Japan proved to be home to another invincible enemy against paper – humidity – but cats remained and from Buddhist temples, they spread out everywhere, reaching the point where they have their own island – Aoshima in Ehime Prefecture, which boasts over 200 cats for a population of six humans. Which means that basically it’s the cats keeping the humans as pets, because they need to have someone around able to open a can of cat food (mice have long left Aoshima because no mouse in their right mind would choose to live in an island 1 mile/1.6 km long with 200+ cats).
Back to the cats’ relationship with religious institutions, it wasn’t just Buddhism: cats felt equally at home in the shrines of Shinto, Japan’s indigenous animistic and polytheistic (“many gods,” called “kami” in Japanese, as in purportedly 8 million!) religion. Shinto is still very much alive in Japan, mostly thanks to the spectacular matsuri festivals held in its shrines all over the country as well as its connection with weddings and the Shichi-Go-San rite of passage for three-, five-, and seven-year old children. If you have ever seen a Japanese bride in a stunning red kimono or young boys and girls in very impressive traditional clothes, you can be sure they are either coming from or going to a Shinto shrine. Or a photography studio.
Which brings us to the Shinto shrine for cats. It is not Imado Jinja in Tokyo’s Taito ward, dedicated to Maneki-neko and one of the two religious spots in Tokyo vying for its origin (the other is the Buddhist temple Gotokuji in Setagaya ward), but the Neko Jinja Shinto Shrine Cat House, now available globally from Japan Trend Shop. As the name suggests, this is a Shinto shrine made for your very own cat (or cats: it’s sturdy enough to hold more than one!) and comes as a cardboard kit that you can easily assemble yourself (instructions are in Japanese but it really isn’t hard). And its makers have included even details such as the cord with the bells in the entrance that your cat will undoubtedly find immensely interesting.
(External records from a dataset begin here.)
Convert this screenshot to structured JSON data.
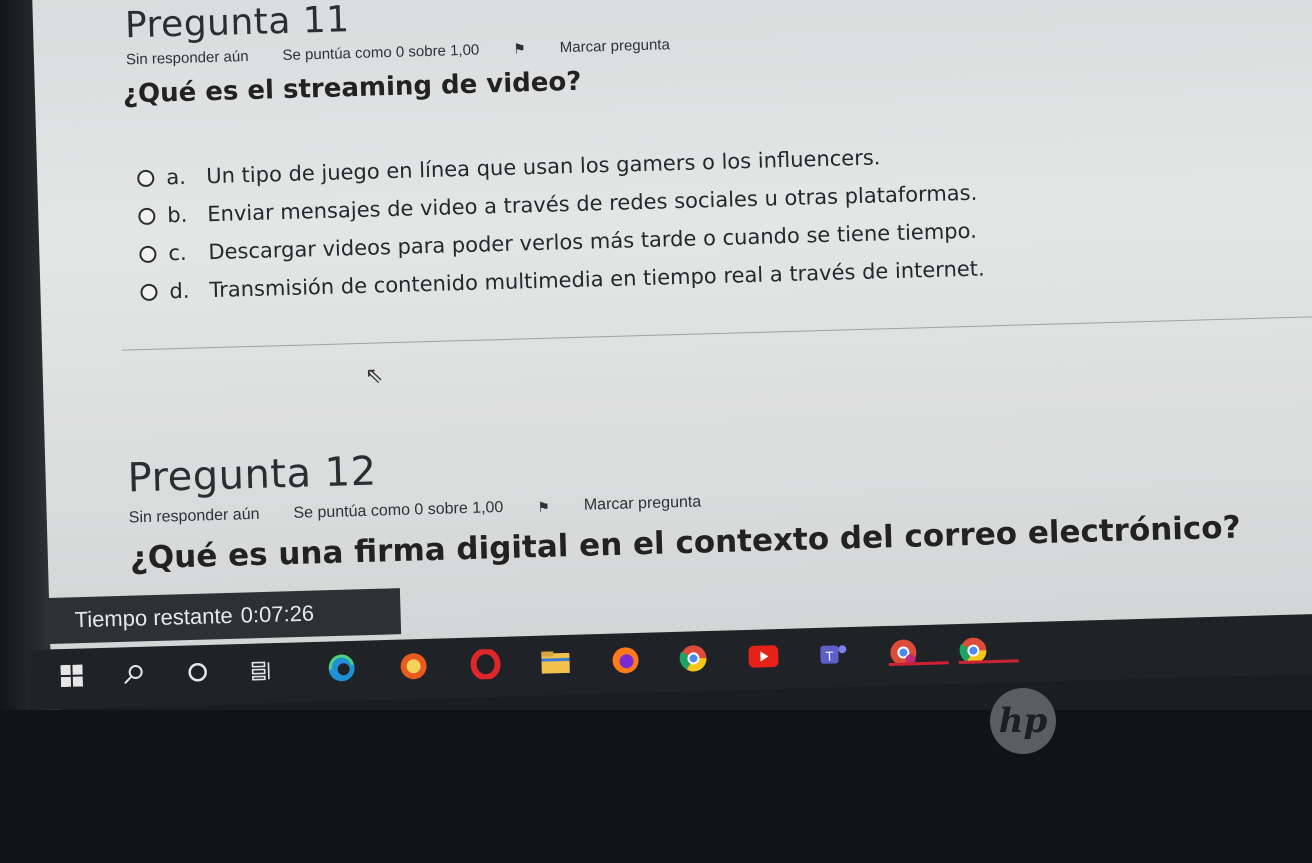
{
  "question11": {
    "title": "Pregunta 11",
    "status": "Sin responder aún",
    "score": "Se puntúa como 0 sobre 1,00",
    "flag_label": "Marcar pregunta",
    "text": "¿Qué es el streaming de video?",
    "options": [
      {
        "letter": "a.",
        "text": "Un tipo de juego en línea que usan los gamers o los influencers."
      },
      {
        "letter": "b.",
        "text": "Enviar mensajes de video a través de redes sociales u otras plataformas."
      },
      {
        "letter": "c.",
        "text": "Descargar videos para poder verlos más tarde o cuando se tiene tiempo."
      },
      {
        "letter": "d.",
        "text": "Transmisión de contenido multimedia en tiempo real a través de internet."
      }
    ]
  },
  "question12": {
    "title": "Pregunta 12",
    "status": "Sin responder aún",
    "score": "Se puntúa como 0 sobre 1,00",
    "flag_label": "Marcar pregunta",
    "text": "¿Qué es una firma digital en el contexto del correo electrónico?"
  },
  "timer": {
    "label": "Tiempo restante",
    "value": "0:07:26"
  },
  "taskbar": {
    "icons": [
      "windows-start-icon",
      "search-icon",
      "cortana-icon",
      "task-view-icon",
      "edge-icon",
      "brave-icon",
      "opera-icon",
      "file-explorer-icon",
      "firefox-icon",
      "chrome-icon",
      "youtube-icon",
      "teams-icon",
      "chrome-profile-icon",
      "chrome-icon-2"
    ]
  },
  "brand": {
    "logo": "hp"
  }
}
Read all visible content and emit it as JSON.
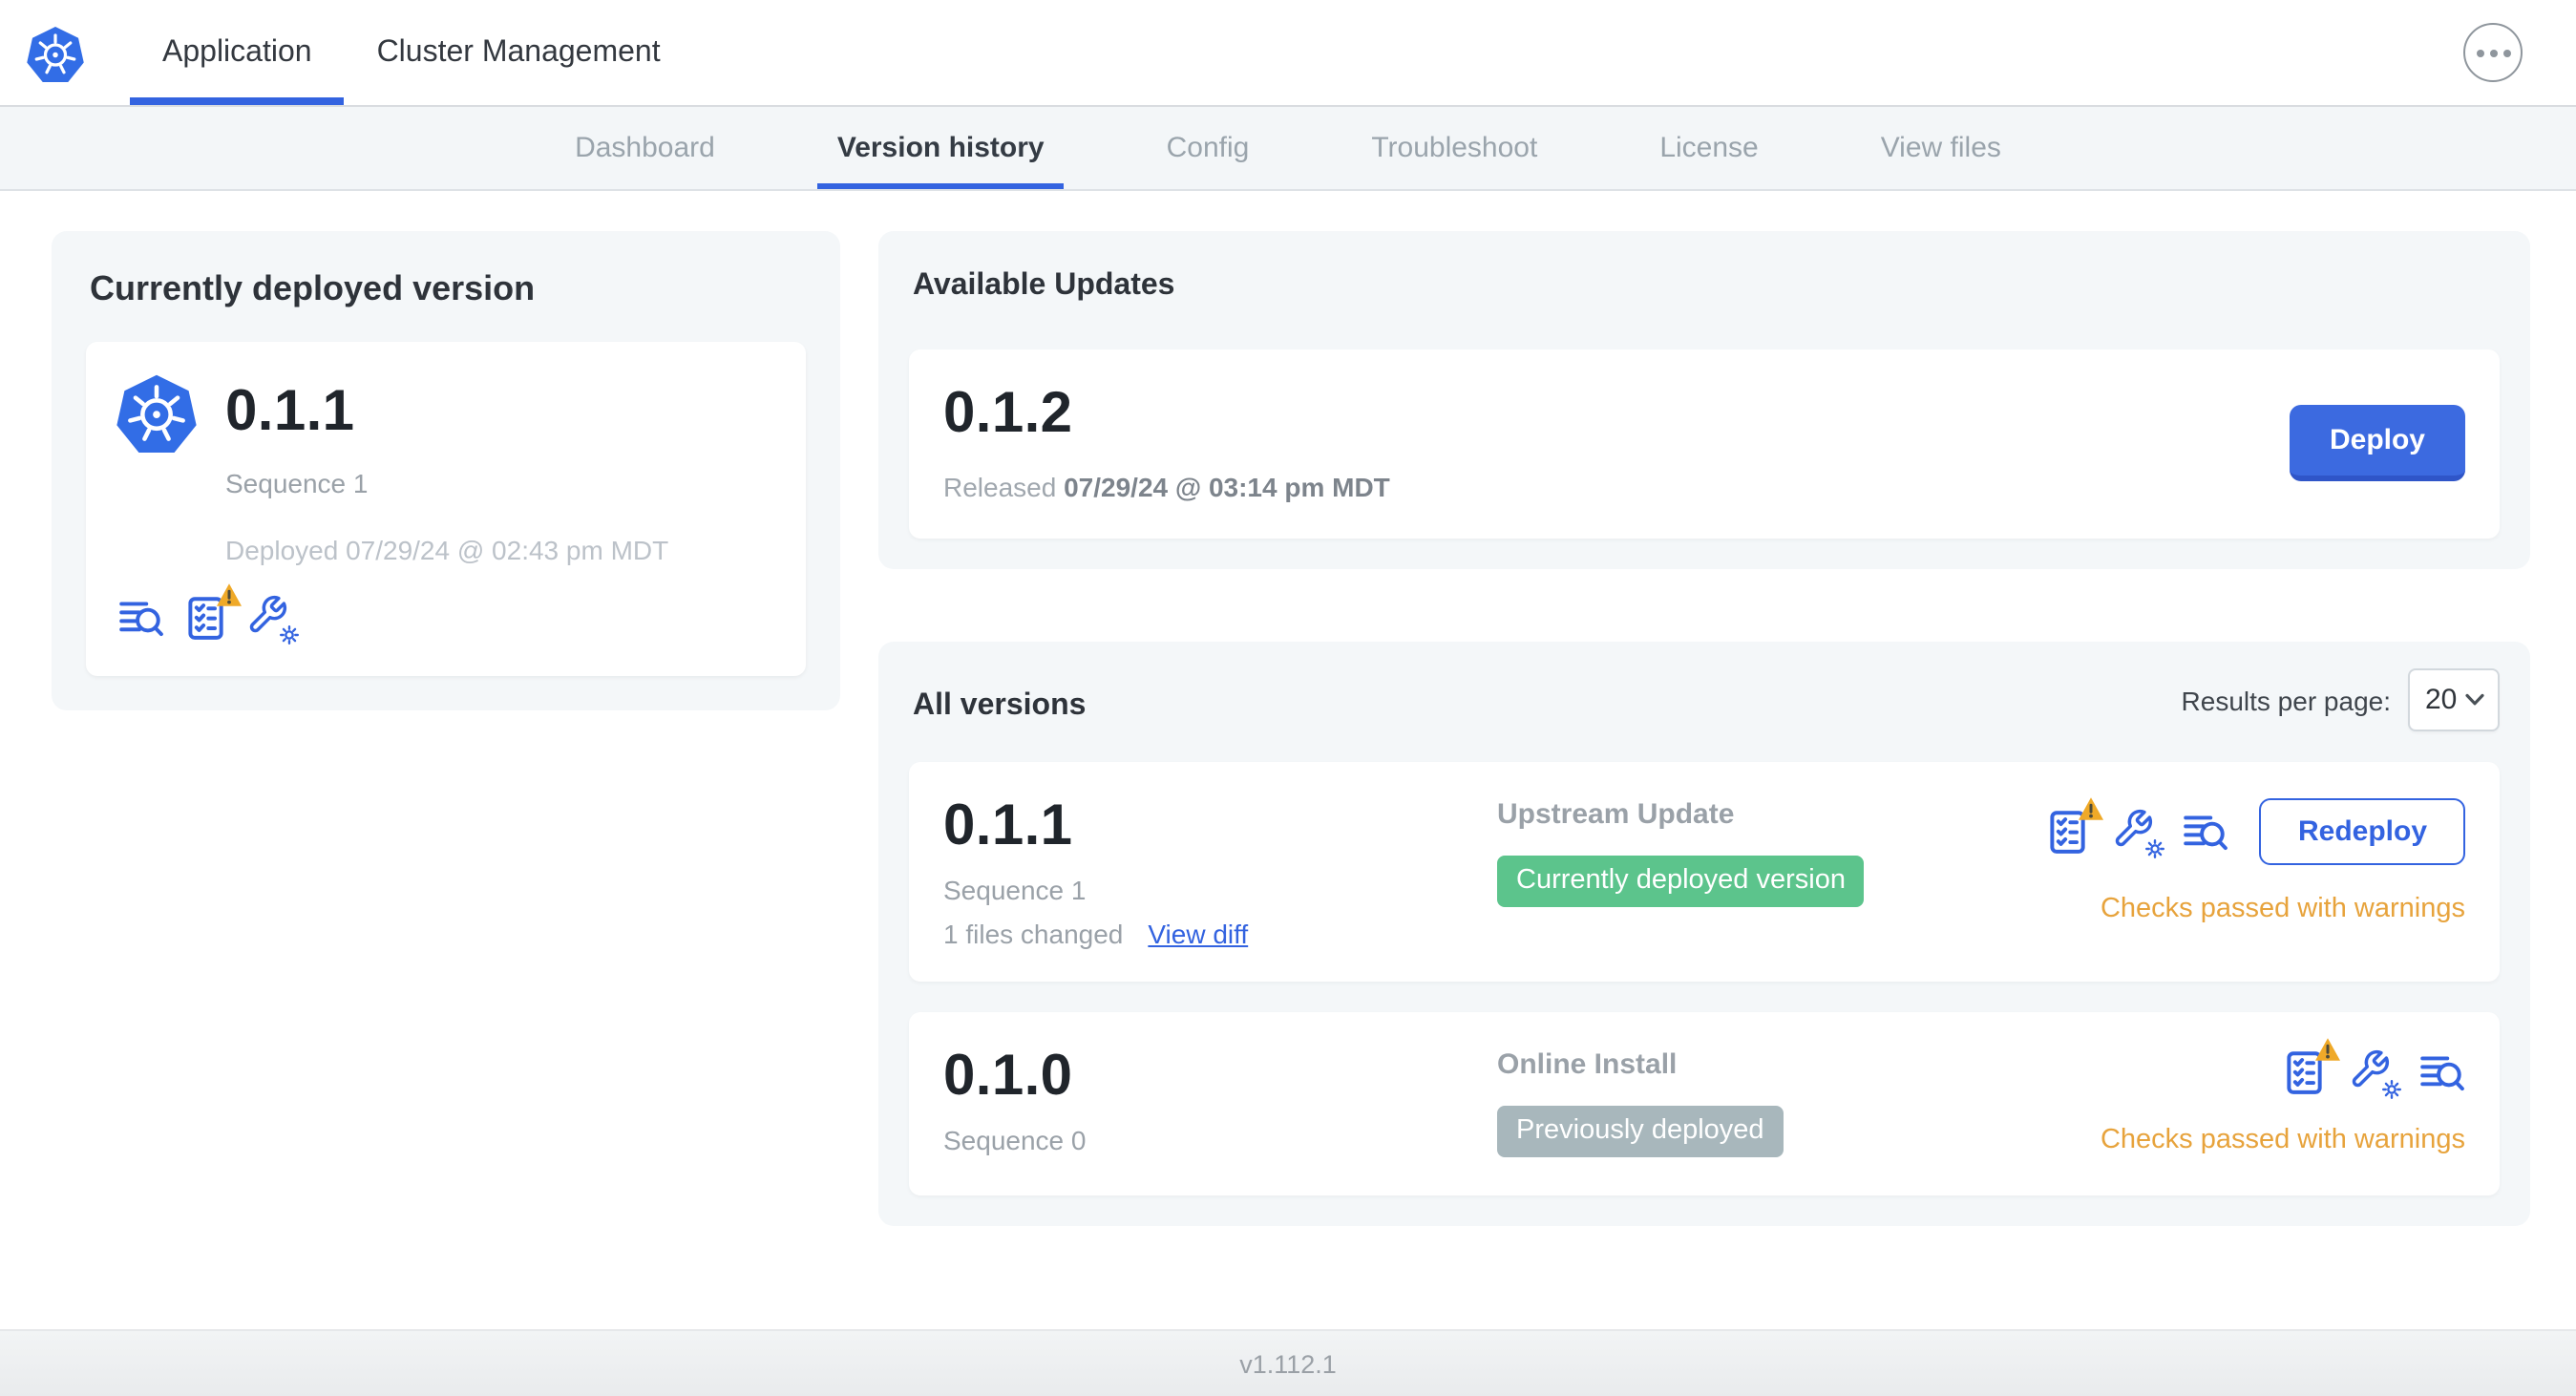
{
  "topbar": {
    "tabs": [
      {
        "label": "Application",
        "active": true
      },
      {
        "label": "Cluster Management",
        "active": false
      }
    ],
    "overflow_menu_icon": "ellipsis-icon",
    "logo_icon": "kubernetes-logo"
  },
  "subnav": {
    "tabs": [
      {
        "label": "Dashboard",
        "active": false
      },
      {
        "label": "Version history",
        "active": true
      },
      {
        "label": "Config",
        "active": false
      },
      {
        "label": "Troubleshoot",
        "active": false
      },
      {
        "label": "License",
        "active": false
      },
      {
        "label": "View files",
        "active": false
      }
    ]
  },
  "current": {
    "title": "Currently deployed version",
    "version": "0.1.1",
    "sequence": "Sequence 1",
    "deployed": "Deployed 07/29/24 @ 02:43 pm MDT",
    "icons": [
      "diff-log-icon",
      "preflight-checklist-warning-icon",
      "config-wrench-icon"
    ]
  },
  "updates": {
    "title": "Available Updates",
    "version": "0.1.2",
    "released_prefix": "Released",
    "released_date": "07/29/24 @ 03:14 pm MDT",
    "deploy_label": "Deploy"
  },
  "all_versions": {
    "title": "All versions",
    "results_per_page_label": "Results per page:",
    "results_per_page_value": "20",
    "rows": [
      {
        "version": "0.1.1",
        "sequence": "Sequence 1",
        "files_changed": "1 files changed",
        "view_diff_label": "View diff",
        "source": "Upstream Update",
        "badge": "Currently deployed version",
        "badge_style": "green",
        "icons": [
          "preflight-checklist-warning-icon",
          "config-wrench-icon",
          "diff-log-icon"
        ],
        "action_label": "Redeploy",
        "status": "Checks passed with warnings"
      },
      {
        "version": "0.1.0",
        "sequence": "Sequence 0",
        "source": "Online Install",
        "badge": "Previously deployed",
        "badge_style": "gray",
        "icons": [
          "preflight-checklist-warning-icon",
          "config-wrench-icon",
          "diff-log-icon"
        ],
        "status": "Checks passed with warnings"
      }
    ]
  },
  "footer": {
    "version": "v1.112.1"
  },
  "colors": {
    "accent_blue": "#3363e0",
    "deploy_blue": "#3c6ae0",
    "deploy_blue_dark": "#2f55c8",
    "k8s_blue": "#326de6",
    "badge_green": "#5cc48c",
    "badge_gray": "#a8b7bc",
    "warning_amber": "#e7a33c",
    "warning_triangle": "#efa928",
    "text_dark": "#32373e",
    "text_gray": "#9aa1a8",
    "text_light": "#bcc2c9",
    "card_bg": "#f4f7f9"
  }
}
Same goes for the shinde, the lightning-shaped strips of paper that are a trademark of Shinto denoting an area as purified: they are as if they were made to become cat toys! And as for the jinja itself, it’s a cozy house that any cat would love to hide in or lie on the roof of. Your cat will inevitably still use any paper bag or box it can lay its paws on but it will now have one more choice. And that will also make for some very Instagramable moments.
And it isn’t just that. It’s also a great conversation starter for another aspect of Japanese culture: its religious tolerance! Most Japanese feel very comfortable believing in two very different religions (Buddhism and Shinto) and they wouldn’t think it at all strange to have a house for pets shaped as a church -most religions, we reckon, probably wouldn’t be as relaxed when it comes to depictions of their holy places! So in one fell swoop you have a house for your cat, countless opportunities for fan pictures, and a piece of deep Japanese culture – how’s that for a winning combination?